After a busy season of sweet handmade gift making that many of us artists participate in during this time of year, I am often left with the deep desire to make Art (with a capital A) that is not something you can buy. Something you can't hold in your hand or replicate. One of the essential problems we artists have always struggled with is when Art is treated like a throw pillow or something you should print on leggings. A thing to be commodified. Most artists come to the place of being resolved to live within this conundrum. Make products, because no one buys actual art. Or at least that is how it feels sometimes.
If you've bought a piece of art in the last year that serves no other function than hanging on your wall and illuminating your soul, thank you. But this problem is not one to be combatted just by buying art.
We took art out of school long ago, thinking it's not a field people make money in, so why would we teach it? The truth is, taking art out of schools did not stop producing artists. It stopped producing audiences, and stopped producing people who could speak a language that exists without words.
This year, if you can offer one resolution to art, make it this. Sit with art. Listen to art. Find art and love it for a reason you may not yet understand. Find the time to understand it. Love it without having to own it.
Sign yourself up for an art class—one that gets your hands dirty and doesn't involve wine, pre-made canvases, birch trees and sunsets—but one that asks you to look into that part of yourself that has remained silent, aching to be heard.
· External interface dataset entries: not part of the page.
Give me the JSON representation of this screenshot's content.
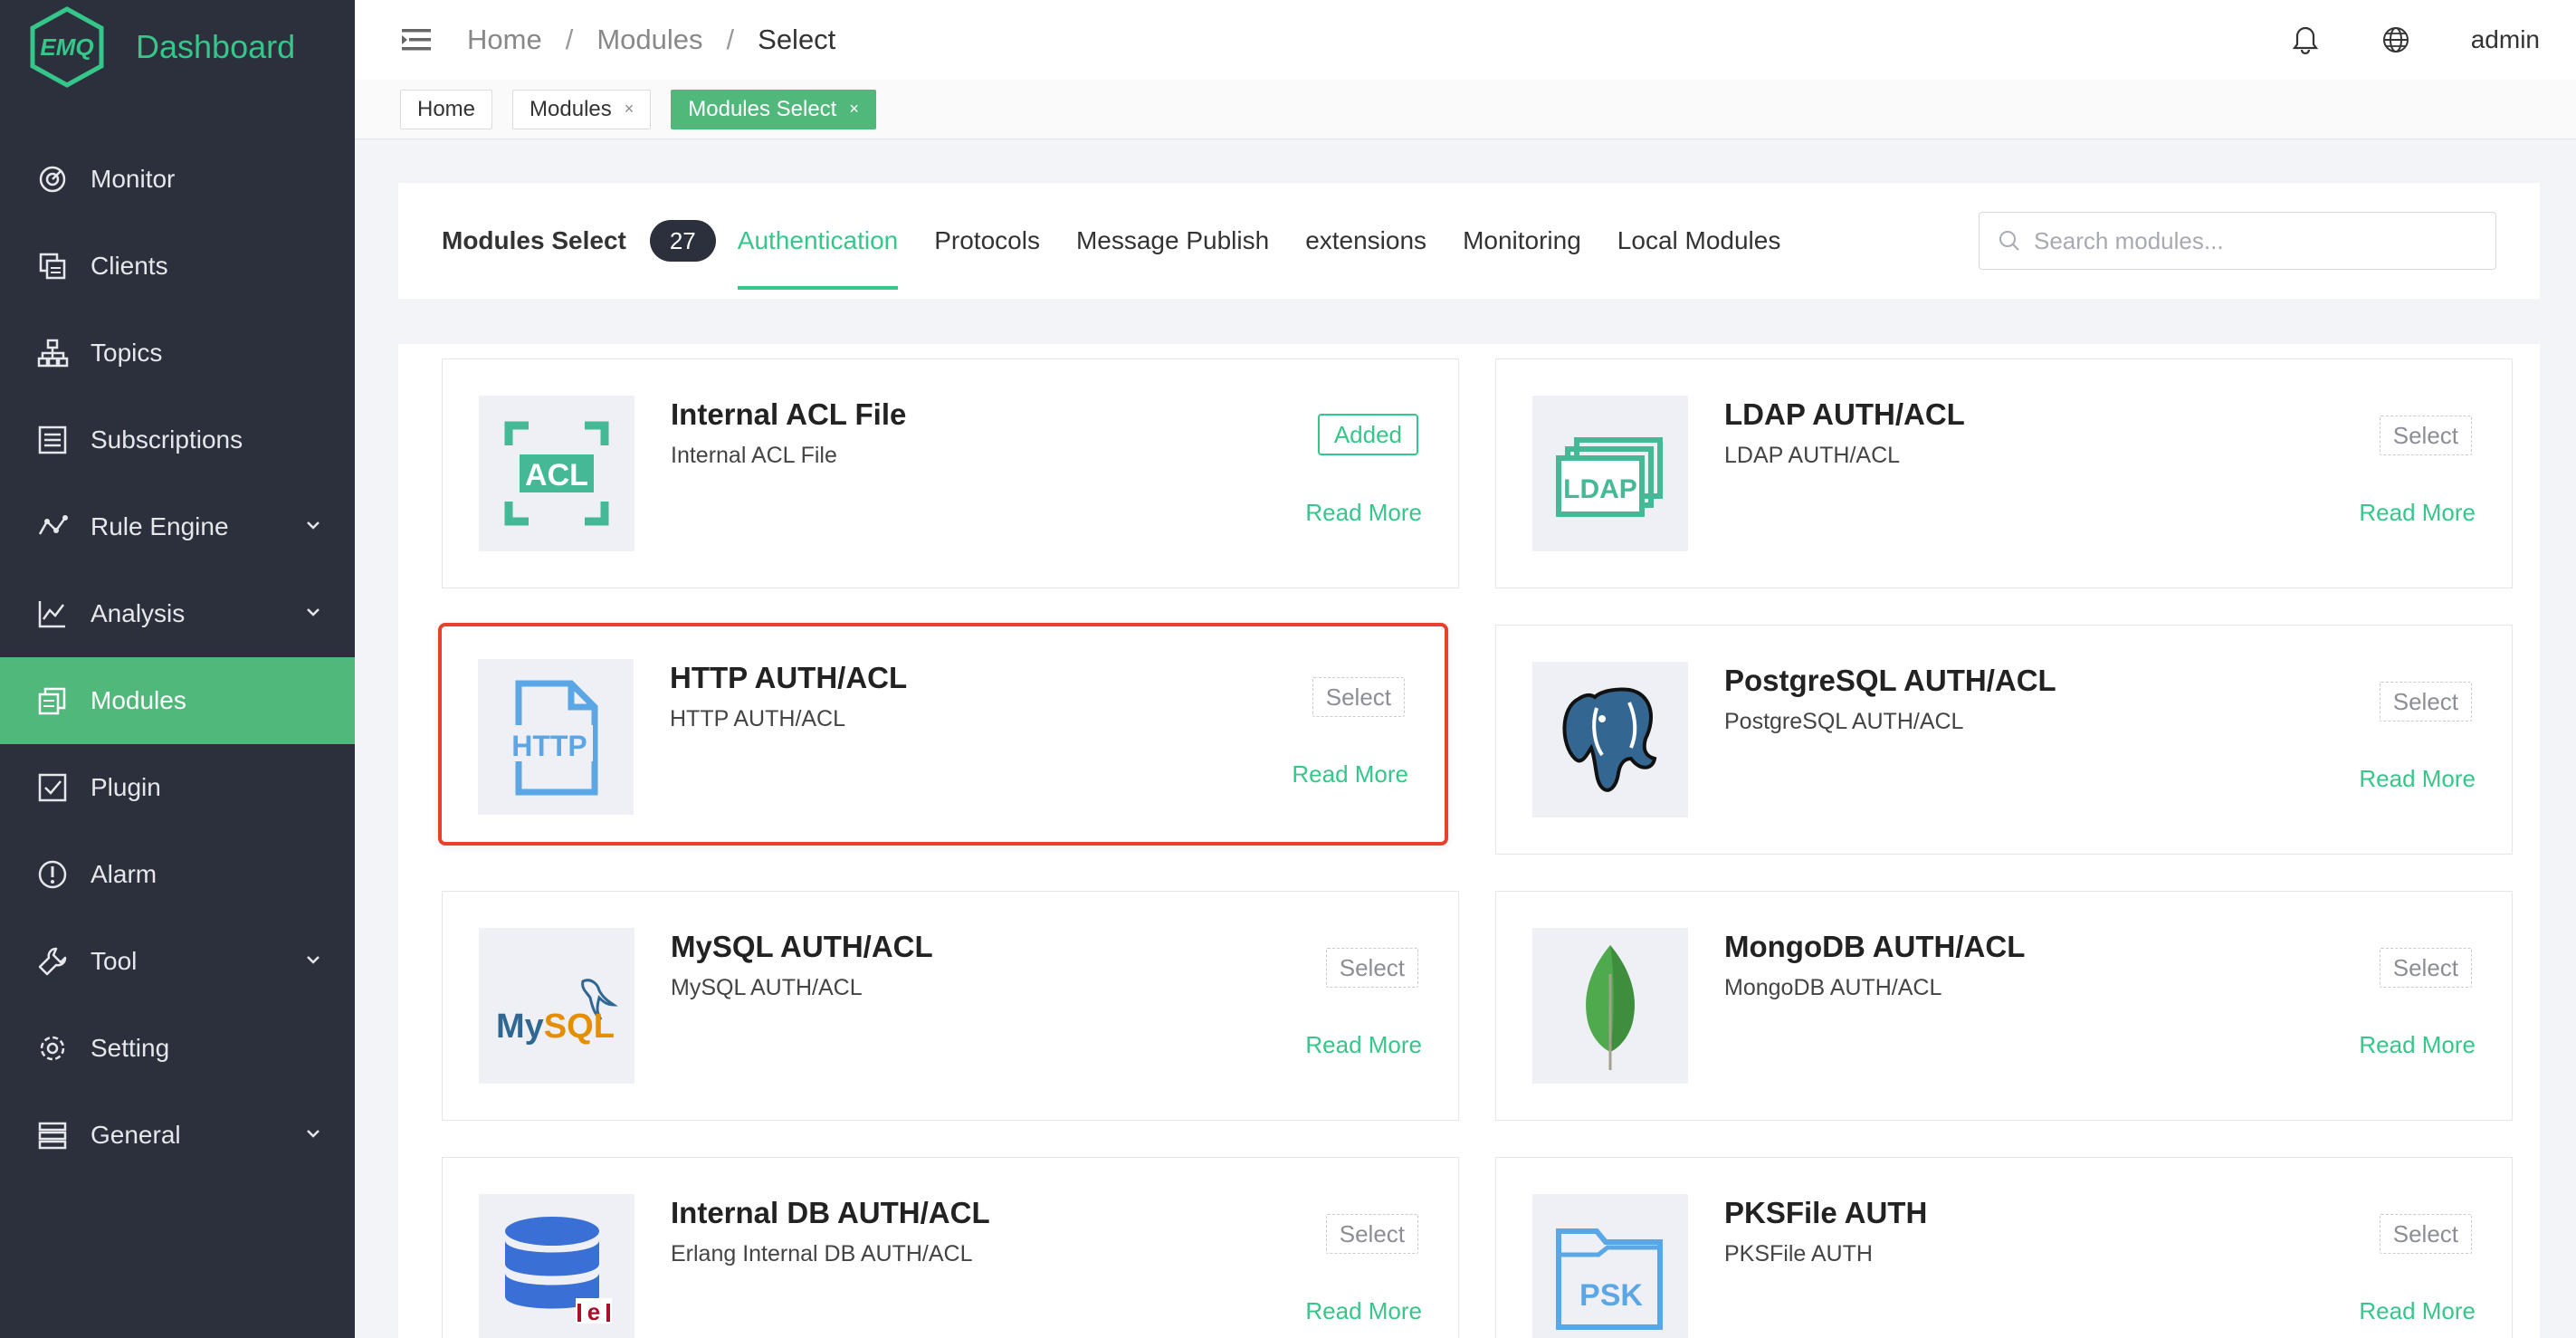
{
  "brand": {
    "logo_text": "EMQ",
    "title": "Dashboard"
  },
  "sidebar": {
    "items": [
      {
        "label": "Monitor",
        "icon": "monitor-icon",
        "expandable": false
      },
      {
        "label": "Clients",
        "icon": "clients-icon",
        "expandable": false
      },
      {
        "label": "Topics",
        "icon": "topics-icon",
        "expandable": false
      },
      {
        "label": "Subscriptions",
        "icon": "subscriptions-icon",
        "expandable": false
      },
      {
        "label": "Rule Engine",
        "icon": "rule-engine-icon",
        "expandable": true
      },
      {
        "label": "Analysis",
        "icon": "analysis-icon",
        "expandable": true
      },
      {
        "label": "Modules",
        "icon": "modules-icon",
        "expandable": false,
        "active": true
      },
      {
        "label": "Plugin",
        "icon": "plugin-icon",
        "expandable": false
      },
      {
        "label": "Alarm",
        "icon": "alarm-icon",
        "expandable": false
      },
      {
        "label": "Tool",
        "icon": "tool-icon",
        "expandable": true
      },
      {
        "label": "Setting",
        "icon": "setting-icon",
        "expandable": false
      },
      {
        "label": "General",
        "icon": "general-icon",
        "expandable": true
      }
    ]
  },
  "header": {
    "breadcrumb": [
      "Home",
      "Modules",
      "Select"
    ],
    "separator": "/",
    "user": "admin",
    "icons": [
      "menu-toggle-icon",
      "bell-icon",
      "globe-icon"
    ]
  },
  "tags": [
    {
      "label": "Home",
      "closable": false,
      "active": false
    },
    {
      "label": "Modules",
      "closable": true,
      "active": false
    },
    {
      "label": "Modules Select",
      "closable": true,
      "active": true
    }
  ],
  "tag_close": "×",
  "filter": {
    "title": "Modules Select",
    "count": "27",
    "tabs": [
      "Authentication",
      "Protocols",
      "Message Publish",
      "extensions",
      "Monitoring",
      "Local Modules"
    ],
    "active_tab": "Authentication",
    "search_placeholder": "Search modules..."
  },
  "modules": [
    {
      "name": "Internal ACL File",
      "desc": "Internal ACL File",
      "button": "Added",
      "state": "added",
      "link": "Read More",
      "logo": "acl-logo",
      "logo_text": "ACL"
    },
    {
      "name": "LDAP AUTH/ACL",
      "desc": "LDAP AUTH/ACL",
      "button": "Select",
      "state": "select",
      "link": "Read More",
      "logo": "ldap-logo",
      "logo_text": "LDAP"
    },
    {
      "name": "HTTP AUTH/ACL",
      "desc": "HTTP AUTH/ACL",
      "button": "Select",
      "state": "select",
      "link": "Read More",
      "logo": "http-logo",
      "logo_text": "HTTP",
      "highlighted": true
    },
    {
      "name": "PostgreSQL AUTH/ACL",
      "desc": "PostgreSQL AUTH/ACL",
      "button": "Select",
      "state": "select",
      "link": "Read More",
      "logo": "postgresql-logo"
    },
    {
      "name": "MySQL AUTH/ACL",
      "desc": "MySQL AUTH/ACL",
      "button": "Select",
      "state": "select",
      "link": "Read More",
      "logo": "mysql-logo",
      "logo_text": "MySQL"
    },
    {
      "name": "MongoDB AUTH/ACL",
      "desc": "MongoDB AUTH/ACL",
      "button": "Select",
      "state": "select",
      "link": "Read More",
      "logo": "mongodb-logo"
    },
    {
      "name": "Internal DB AUTH/ACL",
      "desc": "Erlang Internal DB AUTH/ACL",
      "button": "Select",
      "state": "select",
      "link": "Read More",
      "logo": "internal-db-logo"
    },
    {
      "name": "PKSFile AUTH",
      "desc": "PKSFile AUTH",
      "button": "Select",
      "state": "select",
      "link": "Read More",
      "logo": "pksfile-logo",
      "logo_text": "PSK"
    }
  ],
  "colors": {
    "accent": "#35c78a",
    "sidebar_bg": "#2c303c",
    "active_menu": "#51b87c",
    "highlight_border": "#e8402c"
  }
}
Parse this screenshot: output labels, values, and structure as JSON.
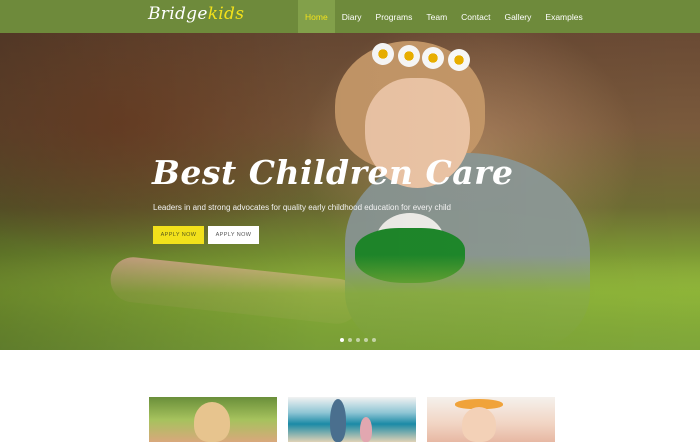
{
  "brand": {
    "logo_main": "Bridge",
    "logo_accent": "kids"
  },
  "nav": {
    "items": [
      {
        "label": "Home",
        "active": true
      },
      {
        "label": "Diary"
      },
      {
        "label": "Programs"
      },
      {
        "label": "Team"
      },
      {
        "label": "Contact"
      },
      {
        "label": "Gallery"
      },
      {
        "label": "Examples"
      }
    ]
  },
  "hero": {
    "title": "Best Children Care",
    "subtitle": "Leaders in and strong advocates for quality early childhood education for every child",
    "primary_button": "APPLY NOW",
    "secondary_button": "APPLY NOW"
  },
  "slider": {
    "slide_count": 5,
    "active_index": 0
  },
  "colors": {
    "nav_bg": "#6e8a3b",
    "nav_active_bg": "#82a04a",
    "accent_yellow": "#f2e11b",
    "white": "#ffffff"
  },
  "icons": {
    "slider_dot": "dot-icon"
  }
}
You can find classes at Central Oregon Community College, The Wilds and The Workhouse.
Sign your child up for an art class, just like you would soccer. You don't sign them up for soccer because you think one day they will play in the World Cup; you sign them up because they learn invaluable lessons that we all need to become compelling, engaged adults. Art does that, too.
Art teaches us how to struggle through a problem and still feel successful at the end. It helps people learn that even if something isn't perfect, it can still be loved. It connects us beyond cultures, genders, the ideas of who we are and who we think we are. Art allows us to be spiritual without being burdened by dogma. Art allows us to touch nature and match our own to it.
Recently, a fellow artist suggested that the lack of engagement with art in the local area is because people here are primarily engaged in our natural world, with activities such as hiking and skiing and boating.
That's when I add a gentle reminder that it was an artist named Ansel Adams who trekked into those deep forests with a camera and glass plates almost 100 years ago, bringing back some of the most immense, unbelievable photographs ever seen of the natural world. It was that work that directly inspired the preservation of natural areas. Because that is also what art does: Inspires us— to be better, to do more, and to find ourselves and love what we arrive at.